Next we need to go to our Wercker application and get our deploy set up. Go to the application settings and scroll until you find “Add Deploy Target”. I name mine production since I don’t need a test environment- another advantage of using a static site. Be sure to select ‘auto deploy’ and from your main version control, likely called
Next we’ll add three variables to our deploy pipeline. Unless you have a specific need to do otherwise, I recommend adding them to this deploy specifically instead of the overall application. Since you’ll need your AWS IAM credentials, keeping them in as small as a scope as is required is overall just best practice. Now we can add:
- KEY - this will be the public key given to you by your AWS IAM account.
- SECRET - secret key from your AWS IAM account.
- URL - your website’s base url prefixed with
s3://. For this site, it is
Although you can hardcode the url directly into your
wercker.yml, I don’t because I’m lazy and want to reuse the exact same file between projects.
Moving further down, I set my app as public on Wercker since I have no reason not to, but this is up to you. Be sure to hit the ‘Fix Webhook’ button so that it’ll automatically build your site whenever you push to your master branch (as configured above). Just underneath that, you’ll have to choose your ‘Infrastructure’ stack- be sure to update this to ‘Infra stack (classic)’, or ‘Classic (Andorian)’. They’re the same thing but Wercker seems to call it different things, so just choose whatever has ‘classic’ and NOT what has ‘Docker’ in the name.
5. Testing and Completion
Voila! Assuming each individual step has been completed successfully, your public site should be a) live at your url and b) building and deploying with every push to master. If you run into issues, read your build failures carefully and always look first at your config files-
wercker.yml.
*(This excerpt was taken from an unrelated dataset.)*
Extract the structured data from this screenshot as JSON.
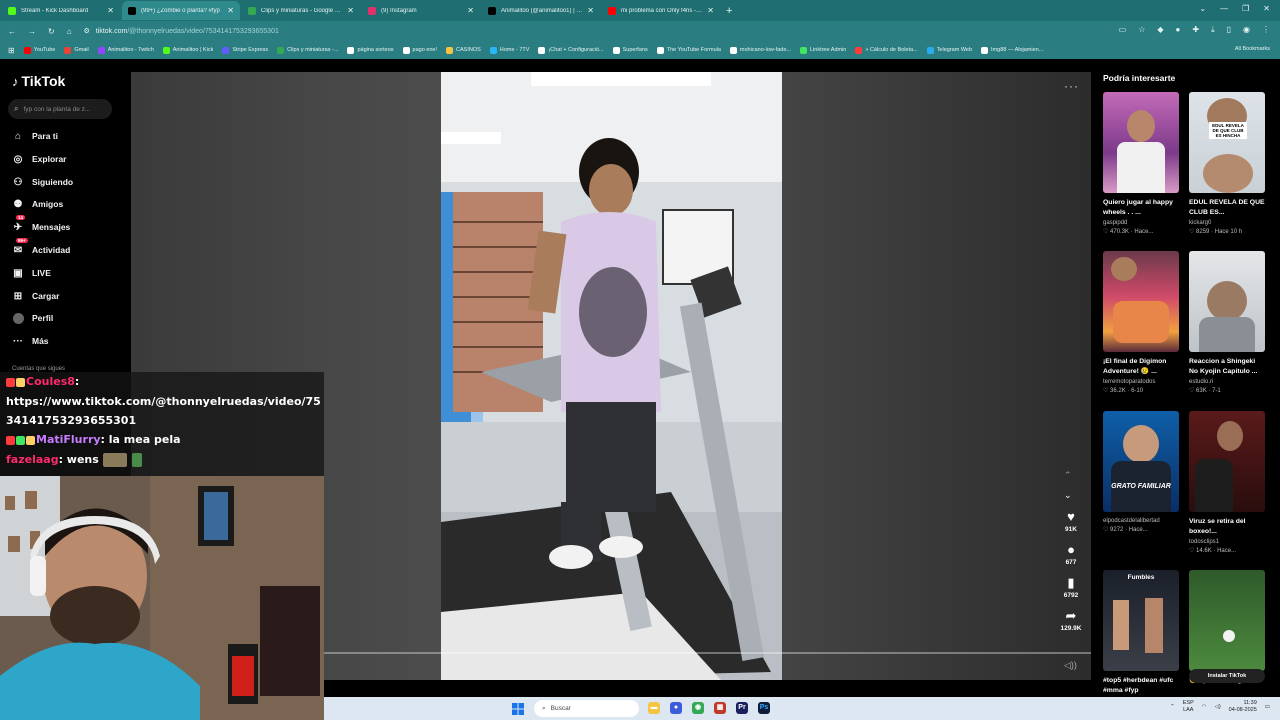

Google your errors and read through the technical documentation of the services you’re using.
And be sure to enjoy your new site!